Records for this task below:

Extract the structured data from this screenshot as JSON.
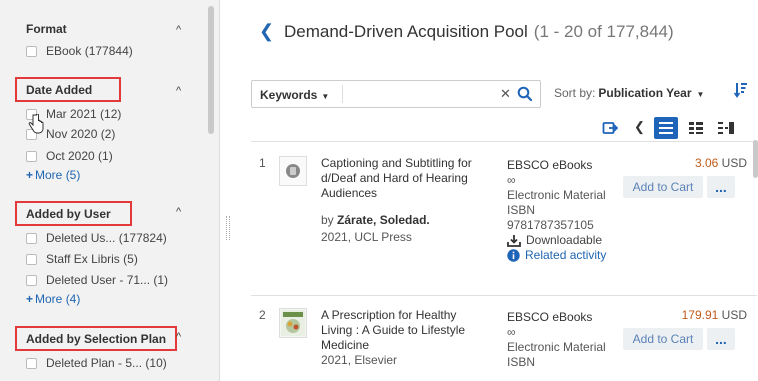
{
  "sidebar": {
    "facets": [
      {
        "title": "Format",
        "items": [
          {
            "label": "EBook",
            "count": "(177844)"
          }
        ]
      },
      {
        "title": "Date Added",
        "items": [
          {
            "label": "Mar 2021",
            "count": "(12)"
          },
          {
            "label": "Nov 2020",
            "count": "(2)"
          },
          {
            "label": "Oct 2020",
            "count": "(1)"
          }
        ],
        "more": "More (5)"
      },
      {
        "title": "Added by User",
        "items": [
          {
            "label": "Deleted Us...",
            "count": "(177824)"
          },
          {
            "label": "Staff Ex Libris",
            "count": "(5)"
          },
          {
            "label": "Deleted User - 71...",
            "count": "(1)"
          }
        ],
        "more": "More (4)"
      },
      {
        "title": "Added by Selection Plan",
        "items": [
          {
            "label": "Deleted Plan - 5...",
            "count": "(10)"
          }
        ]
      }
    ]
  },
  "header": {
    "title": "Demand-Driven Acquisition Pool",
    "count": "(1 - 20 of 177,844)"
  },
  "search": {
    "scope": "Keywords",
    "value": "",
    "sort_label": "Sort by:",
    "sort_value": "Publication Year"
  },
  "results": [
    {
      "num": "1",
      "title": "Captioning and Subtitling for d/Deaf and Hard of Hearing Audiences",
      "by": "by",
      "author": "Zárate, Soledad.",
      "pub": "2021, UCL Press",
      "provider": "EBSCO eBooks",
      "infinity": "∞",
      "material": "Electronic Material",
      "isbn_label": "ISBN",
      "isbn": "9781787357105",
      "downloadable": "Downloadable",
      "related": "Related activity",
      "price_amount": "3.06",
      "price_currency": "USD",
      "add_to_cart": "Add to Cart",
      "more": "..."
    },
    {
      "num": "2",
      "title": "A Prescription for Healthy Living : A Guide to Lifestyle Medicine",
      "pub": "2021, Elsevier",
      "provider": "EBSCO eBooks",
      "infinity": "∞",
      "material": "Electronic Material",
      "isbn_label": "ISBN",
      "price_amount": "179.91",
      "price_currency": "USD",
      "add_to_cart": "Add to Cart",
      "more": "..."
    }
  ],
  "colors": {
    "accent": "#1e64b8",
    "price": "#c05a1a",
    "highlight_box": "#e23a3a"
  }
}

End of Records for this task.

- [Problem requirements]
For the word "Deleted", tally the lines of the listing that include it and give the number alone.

- [Response box]
3